◆ Element data from apps and pages
----

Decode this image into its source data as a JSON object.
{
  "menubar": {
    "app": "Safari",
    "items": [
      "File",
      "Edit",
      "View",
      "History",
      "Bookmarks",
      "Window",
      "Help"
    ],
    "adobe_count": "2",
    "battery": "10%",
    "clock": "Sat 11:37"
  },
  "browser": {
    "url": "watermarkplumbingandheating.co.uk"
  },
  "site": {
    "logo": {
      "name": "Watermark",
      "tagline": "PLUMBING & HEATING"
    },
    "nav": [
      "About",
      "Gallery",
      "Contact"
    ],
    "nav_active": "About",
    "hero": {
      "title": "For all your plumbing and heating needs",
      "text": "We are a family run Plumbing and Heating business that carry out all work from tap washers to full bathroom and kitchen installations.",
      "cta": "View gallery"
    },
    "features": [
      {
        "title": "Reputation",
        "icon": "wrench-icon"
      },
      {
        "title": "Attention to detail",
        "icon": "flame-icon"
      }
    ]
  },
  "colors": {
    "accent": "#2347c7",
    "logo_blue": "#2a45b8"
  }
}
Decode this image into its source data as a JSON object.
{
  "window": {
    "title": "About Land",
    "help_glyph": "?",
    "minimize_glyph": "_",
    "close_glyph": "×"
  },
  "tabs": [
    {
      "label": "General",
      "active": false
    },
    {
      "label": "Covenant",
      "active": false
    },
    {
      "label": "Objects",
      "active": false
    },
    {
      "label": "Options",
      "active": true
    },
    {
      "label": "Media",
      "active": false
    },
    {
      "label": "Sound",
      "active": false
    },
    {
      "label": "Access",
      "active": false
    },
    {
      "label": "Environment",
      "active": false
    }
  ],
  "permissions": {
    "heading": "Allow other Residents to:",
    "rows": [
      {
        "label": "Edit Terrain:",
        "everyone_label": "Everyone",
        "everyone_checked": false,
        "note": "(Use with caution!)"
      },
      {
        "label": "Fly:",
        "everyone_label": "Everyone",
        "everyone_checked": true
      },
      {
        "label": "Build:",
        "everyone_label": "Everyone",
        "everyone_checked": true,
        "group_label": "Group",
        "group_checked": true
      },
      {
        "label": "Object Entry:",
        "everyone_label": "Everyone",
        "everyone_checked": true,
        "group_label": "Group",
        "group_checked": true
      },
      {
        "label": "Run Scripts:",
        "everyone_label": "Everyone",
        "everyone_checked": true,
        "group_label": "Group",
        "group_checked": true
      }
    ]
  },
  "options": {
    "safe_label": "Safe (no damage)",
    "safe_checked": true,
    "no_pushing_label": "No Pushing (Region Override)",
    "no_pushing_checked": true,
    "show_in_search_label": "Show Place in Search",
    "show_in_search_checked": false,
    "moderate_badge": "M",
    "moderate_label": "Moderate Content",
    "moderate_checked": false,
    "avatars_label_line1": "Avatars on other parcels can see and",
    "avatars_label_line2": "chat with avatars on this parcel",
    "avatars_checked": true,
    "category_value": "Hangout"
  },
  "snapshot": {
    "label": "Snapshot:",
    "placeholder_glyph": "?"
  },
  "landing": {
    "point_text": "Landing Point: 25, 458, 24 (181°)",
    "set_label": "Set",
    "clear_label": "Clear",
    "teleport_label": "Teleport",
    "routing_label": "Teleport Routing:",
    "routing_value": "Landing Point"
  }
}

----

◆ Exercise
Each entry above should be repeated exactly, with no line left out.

◆ Response to this task
Decode this image into its source data as a JSON object.
{
  "menubar": {
    "app": "Safari",
    "items": [
      "File",
      "Edit",
      "View",
      "History",
      "Bookmarks",
      "Window",
      "Help"
    ],
    "adobe_count": "2",
    "battery": "10%",
    "clock": "Sat 11:37"
  },
  "browser": {
    "url": "watermarkplumbingandheating.co.uk"
  },
  "site": {
    "logo": {
      "name": "Watermark",
      "tagline": "PLUMBING & HEATING"
    },
    "nav": [
      "About",
      "Gallery",
      "Contact"
    ],
    "nav_active": "About",
    "hero": {
      "title": "For all your plumbing and heating needs",
      "text": "We are a family run Plumbing and Heating business that carry out all work from tap washers to full bathroom and kitchen installations.",
      "cta": "View gallery"
    },
    "features": [
      {
        "title": "Reputation",
        "icon": "wrench-icon"
      },
      {
        "title": "Attention to detail",
        "icon": "flame-icon"
      }
    ]
  },
  "colors": {
    "accent": "#2347c7",
    "logo_blue": "#2a45b8"
  }
}
Decode this image into its source data as a JSON object.
{
  "window": {
    "title": "About Land",
    "help_glyph": "?",
    "minimize_glyph": "_",
    "close_glyph": "×"
  },
  "tabs": [
    {
      "label": "General",
      "active": false
    },
    {
      "label": "Covenant",
      "active": false
    },
    {
      "label": "Objects",
      "active": false
    },
    {
      "label": "Options",
      "active": true
    },
    {
      "label": "Media",
      "active": false
    },
    {
      "label": "Sound",
      "active": false
    },
    {
      "label": "Access",
      "active": false
    },
    {
      "label": "Environment",
      "active": false
    }
  ],
  "permissions": {
    "heading": "Allow other Residents to:",
    "rows": [
      {
        "label": "Edit Terrain:",
        "everyone_label": "Everyone",
        "everyone_checked": false,
        "note": "(Use with caution!)"
      },
      {
        "label": "Fly:",
        "everyone_label": "Everyone",
        "everyone_checked": true
      },
      {
        "label": "Build:",
        "everyone_label": "Everyone",
        "everyone_checked": true,
        "group_label": "Group",
        "group_checked": true
      },
      {
        "label": "Object Entry:",
        "everyone_label": "Everyone",
        "everyone_checked": true,
        "group_label": "Group",
        "group_checked": true
      },
      {
        "label": "Run Scripts:",
        "everyone_label": "Everyone",
        "everyone_checked": true,
        "group_label": "Group",
        "group_checked": true
      }
    ]
  },
  "options": {
    "safe_label": "Safe (no damage)",
    "safe_checked": true,
    "no_pushing_label": "No Pushing (Region Override)",
    "no_pushing_checked": true,
    "show_in_search_label": "Show Place in Search",
    "show_in_search_checked": false,
    "moderate_badge": "M",
    "moderate_label": "Moderate Content",
    "moderate_checked": false,
    "avatars_label_line1": "Avatars on other parcels can see and",
    "avatars_label_line2": "chat with avatars on this parcel",
    "avatars_checked": true,
    "category_value": "Hangout"
  },
  "snapshot": {
    "label": "Snapshot:",
    "placeholder_glyph": "?"
  },
  "landing": {
    "point_text": "Landing Point: 25, 458, 24 (181°)",
    "set_label": "Set",
    "clear_label": "Clear",
    "teleport_label": "Teleport",
    "routing_label": "Teleport Routing:",
    "routing_value": "Landing Point"
  }
}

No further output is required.